“There’s transit people that maybe don’t care about the sidewalks. The sidewalk people maybe don’t care about transit. There’s different groups of people in these conversations, but it helps me do my job better. I think that’s really important.”

Transportation challenges at the U of M

Orly Linovski, an assistant professor in the department of city planning at the U of M, received funding from the Social Sciences and Humanities Research Council last September for a research project on bus rapid transit in medium-sized cities, including Winnipeg.

Linovski told the Manitoban there are several transportation challenges peculiar to students at the University of Manitoba, such as the low frequency of buses outside of the usual rush hour periods.

“One of the challenges is providing reliable service beyond the 9 a.m. to 5 p.m. work hours, so students can be on campus throughout the day,” Linovski said.

“And it is probably an issue for many students in terms of the frequency of transportation after the rush hour and also for students that live outside central Winnipeg, connections are often very difficult.”

According to Linovski, the university has a key role to play in ensuring that subsidies for faculty members who own cars do not become disproportionate incentives for car ownership.

“The university always has a role.

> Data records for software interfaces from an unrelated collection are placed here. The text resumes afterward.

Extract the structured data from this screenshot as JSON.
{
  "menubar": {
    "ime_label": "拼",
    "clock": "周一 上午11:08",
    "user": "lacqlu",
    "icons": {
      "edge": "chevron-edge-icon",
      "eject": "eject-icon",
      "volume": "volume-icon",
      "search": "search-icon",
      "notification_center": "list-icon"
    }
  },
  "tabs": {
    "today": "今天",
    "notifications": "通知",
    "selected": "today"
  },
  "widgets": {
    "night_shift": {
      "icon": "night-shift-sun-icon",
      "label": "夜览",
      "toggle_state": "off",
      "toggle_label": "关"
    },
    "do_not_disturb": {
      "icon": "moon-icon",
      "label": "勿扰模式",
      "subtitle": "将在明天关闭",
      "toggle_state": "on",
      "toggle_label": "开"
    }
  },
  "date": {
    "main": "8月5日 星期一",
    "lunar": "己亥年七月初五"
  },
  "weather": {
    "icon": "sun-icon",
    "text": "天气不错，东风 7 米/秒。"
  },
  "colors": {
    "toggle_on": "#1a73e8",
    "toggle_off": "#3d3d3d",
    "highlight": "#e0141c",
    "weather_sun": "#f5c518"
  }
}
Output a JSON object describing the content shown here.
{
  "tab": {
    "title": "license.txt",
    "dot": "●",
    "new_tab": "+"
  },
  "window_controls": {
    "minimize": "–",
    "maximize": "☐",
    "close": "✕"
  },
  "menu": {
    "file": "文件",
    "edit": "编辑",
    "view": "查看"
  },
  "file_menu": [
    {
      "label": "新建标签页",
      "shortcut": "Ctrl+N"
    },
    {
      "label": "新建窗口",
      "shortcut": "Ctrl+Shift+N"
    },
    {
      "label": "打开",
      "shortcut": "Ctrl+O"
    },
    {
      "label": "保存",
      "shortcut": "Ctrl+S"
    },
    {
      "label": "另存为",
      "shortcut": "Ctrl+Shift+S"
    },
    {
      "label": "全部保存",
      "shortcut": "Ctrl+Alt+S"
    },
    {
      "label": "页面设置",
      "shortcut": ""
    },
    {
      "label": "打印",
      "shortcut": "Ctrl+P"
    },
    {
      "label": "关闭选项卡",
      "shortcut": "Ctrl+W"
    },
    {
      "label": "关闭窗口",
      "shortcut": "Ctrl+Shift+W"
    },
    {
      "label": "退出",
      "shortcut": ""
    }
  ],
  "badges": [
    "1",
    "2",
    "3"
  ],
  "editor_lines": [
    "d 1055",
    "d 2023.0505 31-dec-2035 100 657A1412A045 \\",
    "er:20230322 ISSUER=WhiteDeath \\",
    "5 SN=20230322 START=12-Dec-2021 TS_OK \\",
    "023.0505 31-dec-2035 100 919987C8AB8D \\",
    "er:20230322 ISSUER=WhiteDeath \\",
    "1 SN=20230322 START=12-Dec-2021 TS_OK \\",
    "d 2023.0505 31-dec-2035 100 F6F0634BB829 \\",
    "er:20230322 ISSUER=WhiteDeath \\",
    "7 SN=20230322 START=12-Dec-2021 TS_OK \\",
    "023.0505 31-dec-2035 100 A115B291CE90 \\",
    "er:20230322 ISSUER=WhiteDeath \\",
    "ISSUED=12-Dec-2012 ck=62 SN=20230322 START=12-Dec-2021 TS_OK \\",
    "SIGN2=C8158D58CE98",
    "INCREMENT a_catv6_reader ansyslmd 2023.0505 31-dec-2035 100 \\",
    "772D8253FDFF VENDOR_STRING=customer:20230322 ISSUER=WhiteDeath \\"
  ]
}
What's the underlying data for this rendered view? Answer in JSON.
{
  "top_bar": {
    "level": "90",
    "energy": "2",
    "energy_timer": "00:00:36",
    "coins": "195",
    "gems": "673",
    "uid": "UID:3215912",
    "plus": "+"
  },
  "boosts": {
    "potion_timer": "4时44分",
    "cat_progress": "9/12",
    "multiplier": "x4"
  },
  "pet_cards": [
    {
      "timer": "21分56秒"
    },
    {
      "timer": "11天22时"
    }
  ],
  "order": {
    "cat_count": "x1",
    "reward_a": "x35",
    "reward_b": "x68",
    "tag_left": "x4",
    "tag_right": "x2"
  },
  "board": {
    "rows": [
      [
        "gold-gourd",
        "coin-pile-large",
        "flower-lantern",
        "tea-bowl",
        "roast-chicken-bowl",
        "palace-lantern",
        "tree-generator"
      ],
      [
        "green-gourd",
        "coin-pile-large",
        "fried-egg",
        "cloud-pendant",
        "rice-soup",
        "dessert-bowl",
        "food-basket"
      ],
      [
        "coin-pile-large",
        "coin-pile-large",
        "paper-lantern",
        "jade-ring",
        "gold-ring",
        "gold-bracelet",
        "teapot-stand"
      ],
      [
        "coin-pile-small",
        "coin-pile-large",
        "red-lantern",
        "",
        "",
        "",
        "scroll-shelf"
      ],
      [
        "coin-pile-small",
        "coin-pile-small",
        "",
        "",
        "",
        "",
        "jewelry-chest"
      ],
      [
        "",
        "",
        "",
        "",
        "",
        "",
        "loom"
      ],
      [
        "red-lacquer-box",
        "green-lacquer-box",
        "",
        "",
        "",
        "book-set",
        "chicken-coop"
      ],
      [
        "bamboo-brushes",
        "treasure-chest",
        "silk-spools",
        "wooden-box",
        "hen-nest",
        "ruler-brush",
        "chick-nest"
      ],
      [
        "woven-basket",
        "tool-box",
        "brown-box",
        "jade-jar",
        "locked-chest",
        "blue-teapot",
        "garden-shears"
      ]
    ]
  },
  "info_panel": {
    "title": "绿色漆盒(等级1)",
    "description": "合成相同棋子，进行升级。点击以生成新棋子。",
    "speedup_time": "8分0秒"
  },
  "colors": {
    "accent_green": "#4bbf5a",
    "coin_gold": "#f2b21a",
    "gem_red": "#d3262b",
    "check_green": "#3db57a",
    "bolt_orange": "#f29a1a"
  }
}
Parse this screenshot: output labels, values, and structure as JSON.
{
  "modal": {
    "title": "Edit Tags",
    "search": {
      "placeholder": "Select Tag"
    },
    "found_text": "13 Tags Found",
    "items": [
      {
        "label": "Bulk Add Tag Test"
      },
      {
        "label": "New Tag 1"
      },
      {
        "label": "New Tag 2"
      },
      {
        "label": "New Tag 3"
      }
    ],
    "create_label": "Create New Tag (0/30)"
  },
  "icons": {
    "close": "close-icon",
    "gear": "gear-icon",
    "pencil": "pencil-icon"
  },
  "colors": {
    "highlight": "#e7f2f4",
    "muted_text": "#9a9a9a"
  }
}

I mean, one of the current issues is that the two faculty parking passes are cheaper than two bus passes and so we subsidize parking but we don’t subsidize transit in the same way for faculty and staff,” she said.

“Extending the transit program to include people that don’t want to drive […] as well as people that are using other means of transportation will be a strong step in the right direction.”

According to active transportation proponents, there are also barriers for students, faculty, and staff who wish to commute using active options like biking.

“Three main challenges are distance, risk of theft, and adverse conditions,” said Anders Annell, co-ordinator of U of M Recycling and Environment Group, in an email.

“Most of the routes that commuter cyclists choose have worse surface conditions in winter than the spaces used by cars and buses; think of the outside edge of the curb lane compared to any other lane, or how difficult the sidewalks can become for pedestrians and cyclists.”

Taking it a step further, Ian Hall, director of the office of sustainability, said that the transportation challenges at the U of M are similar to those being encountered at other big locations in the city.

“As a major institution that draws tens of thousands of students, staff and visitors every day, our campuses have many of the same transportation challenges that other destinations do: large peak-time demands, coping with weather, offering transportation choices that keep pace with what our community wants, and maintaining and updating the infrastructure that enables access to our facilities,” Hall said in an email.

Hall stated that the office of sustainability organizes events like Commuter Challenge, Bike to Work Day and the Jack Frost Challenge at different months of the year to encourage environmentally friendly transportation options at the U of M.

He added that the results of a recent campus commuter survey carried out in January will be used for planning the university’s sustainable transportation strategy.

“Later in 2016, the office of sustainability will be using the results of the survey as a key input for a sustainable transportation strategy. Community input into this strategy will be invited next fall, but input is welcomed at any time,” Hall said.

Annell, who is also a fourth-year environmental science student at the U of M, added that the city can help make biking more realistic for students.

“The city could solve a few key gaps in the cycling route network. Most cyclists will tell you that the most dangerous part of their commute, or the part they avoid, is a bridge or underpass,” he said.

“While we have been fortunate to see many premium cycling routes spring up around the Fort Garry campus […] the gaps leave cyclists to choose safety or speed.”